In the end, Capernaum may be hard to watch for some, easy to admire for many, but Labacki’s sad and tender film has the devastating power of a wrecking ball that can’t be denied, that leaves an indomitable mark that can’t be shaken, with staggering impact.
Capernaum refers to a fishing village of about 1,500 residents, near the northern shores of the Sea of Galilee, during the time of Hasmoneans, where Jesus made his home during the years of his ministry. When it was all said and done, this was one of only three cities cursed by the man himself for their severe lack of faith. Not sure if you can blame the good people of Capernaum; I mean, it must be all downhill once you leave Nazareth. Some might say it’s like moving from Los Angeles to Venice Beach. So, when watching Nadine Labaki’s (Caramel) film, you may think he had a point, the town is chock-full of shadowy types still performing outdated rituals and practices that are indelible to family bloodlines; it must look and feel like an insurmountable mess that will never be able to be put back together whole.
That’s the feeling I had when watching the young protagonist Zain (Zain Al Rafeea, in his film debut) fight his way out of the slums of Beirut to find a better life for himself and leaving the atrocities of things we let people do to children behind. Rafeea is a real find here, even if they say most child performances are products of good editing. His character has more self-esteem than any small child I’ve ever seen in a film. He is cocky and confident, bordering on arrogance, frankly. Though, he must be domineering and even pushy because he must protect himself and his sister from the child predators who line the streets of Beirut looking to profit off them.

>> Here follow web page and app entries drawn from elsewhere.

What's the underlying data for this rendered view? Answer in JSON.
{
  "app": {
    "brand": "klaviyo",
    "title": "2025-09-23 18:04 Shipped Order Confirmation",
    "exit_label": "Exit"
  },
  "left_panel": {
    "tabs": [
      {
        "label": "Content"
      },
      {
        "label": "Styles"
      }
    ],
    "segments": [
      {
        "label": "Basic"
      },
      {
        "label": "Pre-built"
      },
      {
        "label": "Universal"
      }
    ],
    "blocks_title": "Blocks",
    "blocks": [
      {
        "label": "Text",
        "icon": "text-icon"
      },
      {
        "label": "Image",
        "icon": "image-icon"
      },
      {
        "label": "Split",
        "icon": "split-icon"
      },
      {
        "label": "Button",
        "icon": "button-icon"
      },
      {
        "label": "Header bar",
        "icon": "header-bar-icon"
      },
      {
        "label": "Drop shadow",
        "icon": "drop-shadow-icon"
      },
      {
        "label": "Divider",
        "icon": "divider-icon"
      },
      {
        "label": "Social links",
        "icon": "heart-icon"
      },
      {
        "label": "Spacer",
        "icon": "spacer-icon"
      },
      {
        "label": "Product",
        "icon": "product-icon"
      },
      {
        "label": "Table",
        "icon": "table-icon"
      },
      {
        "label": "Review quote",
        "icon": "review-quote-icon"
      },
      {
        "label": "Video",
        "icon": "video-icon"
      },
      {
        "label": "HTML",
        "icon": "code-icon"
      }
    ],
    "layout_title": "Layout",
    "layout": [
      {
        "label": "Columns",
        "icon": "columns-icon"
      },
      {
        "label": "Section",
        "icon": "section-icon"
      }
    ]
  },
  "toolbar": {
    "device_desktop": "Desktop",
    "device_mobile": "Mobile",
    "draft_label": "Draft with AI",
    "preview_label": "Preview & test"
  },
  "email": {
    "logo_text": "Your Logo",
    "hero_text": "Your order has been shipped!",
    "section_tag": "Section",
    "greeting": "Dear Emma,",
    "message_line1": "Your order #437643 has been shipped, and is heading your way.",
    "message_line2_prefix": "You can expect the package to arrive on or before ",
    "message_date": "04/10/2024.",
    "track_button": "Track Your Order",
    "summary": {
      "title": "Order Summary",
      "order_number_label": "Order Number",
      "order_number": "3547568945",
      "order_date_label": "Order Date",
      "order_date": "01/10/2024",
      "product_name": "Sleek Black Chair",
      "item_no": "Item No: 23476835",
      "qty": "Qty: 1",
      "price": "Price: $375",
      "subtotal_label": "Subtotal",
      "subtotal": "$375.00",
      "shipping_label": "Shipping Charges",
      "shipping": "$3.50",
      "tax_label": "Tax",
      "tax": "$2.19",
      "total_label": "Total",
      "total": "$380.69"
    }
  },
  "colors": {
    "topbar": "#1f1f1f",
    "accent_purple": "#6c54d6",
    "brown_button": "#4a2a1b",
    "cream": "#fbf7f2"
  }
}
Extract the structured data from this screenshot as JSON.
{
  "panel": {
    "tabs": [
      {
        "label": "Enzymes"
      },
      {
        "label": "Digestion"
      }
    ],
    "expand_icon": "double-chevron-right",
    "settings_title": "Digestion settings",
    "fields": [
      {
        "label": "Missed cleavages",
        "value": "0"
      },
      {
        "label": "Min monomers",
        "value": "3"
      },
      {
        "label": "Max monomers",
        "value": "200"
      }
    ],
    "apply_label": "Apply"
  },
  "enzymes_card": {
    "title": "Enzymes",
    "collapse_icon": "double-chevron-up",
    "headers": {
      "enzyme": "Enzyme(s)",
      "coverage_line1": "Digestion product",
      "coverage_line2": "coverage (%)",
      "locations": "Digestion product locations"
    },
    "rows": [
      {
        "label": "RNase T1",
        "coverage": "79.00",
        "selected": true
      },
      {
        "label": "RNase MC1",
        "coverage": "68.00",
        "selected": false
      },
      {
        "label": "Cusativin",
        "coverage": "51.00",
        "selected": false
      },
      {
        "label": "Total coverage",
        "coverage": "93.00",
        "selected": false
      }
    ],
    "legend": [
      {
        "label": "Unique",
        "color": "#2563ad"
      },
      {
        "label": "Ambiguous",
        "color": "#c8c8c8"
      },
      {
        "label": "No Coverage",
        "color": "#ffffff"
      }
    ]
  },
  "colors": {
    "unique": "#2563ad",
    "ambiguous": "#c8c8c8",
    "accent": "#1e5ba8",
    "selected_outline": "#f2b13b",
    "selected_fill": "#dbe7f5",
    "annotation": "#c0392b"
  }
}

Zain is ambitious, wants to go to school, but has the kind of outside-the-box thinking in selling beet juice at a stand while claiming they taste better than booze and selling saltwater as tramadol to drunks and drugs addicts at night. His mind has matured more than most, growing stronger than his young frame. He is devoted to his siblings, but most of all to his sister Shara, who has just blossomed into womanhood.
Zain knows has been getting the wrong kind of attention from teenage boys and full-grown adult men. Zain then attempts to break them out from under the wing of their neglectful parents, later meeting a young mother named Rahil with a young child named Yonas (who may be the cutest toddler I’ve ever seen), who works several odd jobs cleaning various establishments to buy fake documentation, so she can stay in town and not be sent back to Ethiopia.
Once you get past the first very raw 30 minutes, the shock wears off, and it amounts to a road trip picture that is skillfully placed in-between scenes of Zain at a courthouse for committing a crime no child should be a part of. Think Nelson Algren’s classic A Walk on the Wild Side, but a Texas-drifter named Dove is now replaced by a 12-year old boy named Zain, and the 1930’s French quarter is repaved as the seedy streets of Beirut. Rafeea carries the film in the same way Sunny Pawar did in Lion, except Rafeea’s journey is less optimistic, less hopeful, and has a bleaker outlook because you don’t know his journey will end.
The other performance in the film that should be talked about is Yordanos Shiferaw as Rahil, the young mother of Yonas, who takes Zain in when she sees him playing in an empty carnival while cleaning. It’s a stirring performance, as she struggles to find a way to stay in a country to provide for her young son, doing whatever she can to afford illegal documentation. You feel the fear and deep surrounding her, which is summed up in one single powerful scene that has never been done before and is quite overwhelming.
Labaki’s film is undeniably heavy but has been pegged, unfairly in my opinion, as being manipulative, which may come as a byproduct of any film that deals with a storyline about children being peddled or bartered for goods and services. The reality is this happens in parts of the world, and as uncomfortable as it is to think about, it just doesn’t happen in third-world countries in the Middle East (look at the story on New England Patriots owner Robert Kraft this week, who was arrested in a Florida strip mall in a sex trafficking ring.
According to Shared Hope International, most don’t realize that the average women who enter these “rings” have no idea it is happening, are held against their will, and are usually between the ages of 14-16 years old). The title is never uttered once during the film, but the hopelessness it captures feels so authentic, so real. There were times I thought I was watching a documentary, and I myself had lost faith there would be a future for the hero at the end of his journey. Through the dark times, hopelessness and despair are well-placed moments of life brimming with optimism and humor that only children can find in a world that treats them like trading cards, and that makes your heart swell because of it.
In the end, Capernaum may be hard to watch for some, easy to admire for many, but Labacki’s sad and tender film has the devastating power of a wrecking ball that can’t be denied, and that leaves an indomitable mark that can’t be shaken.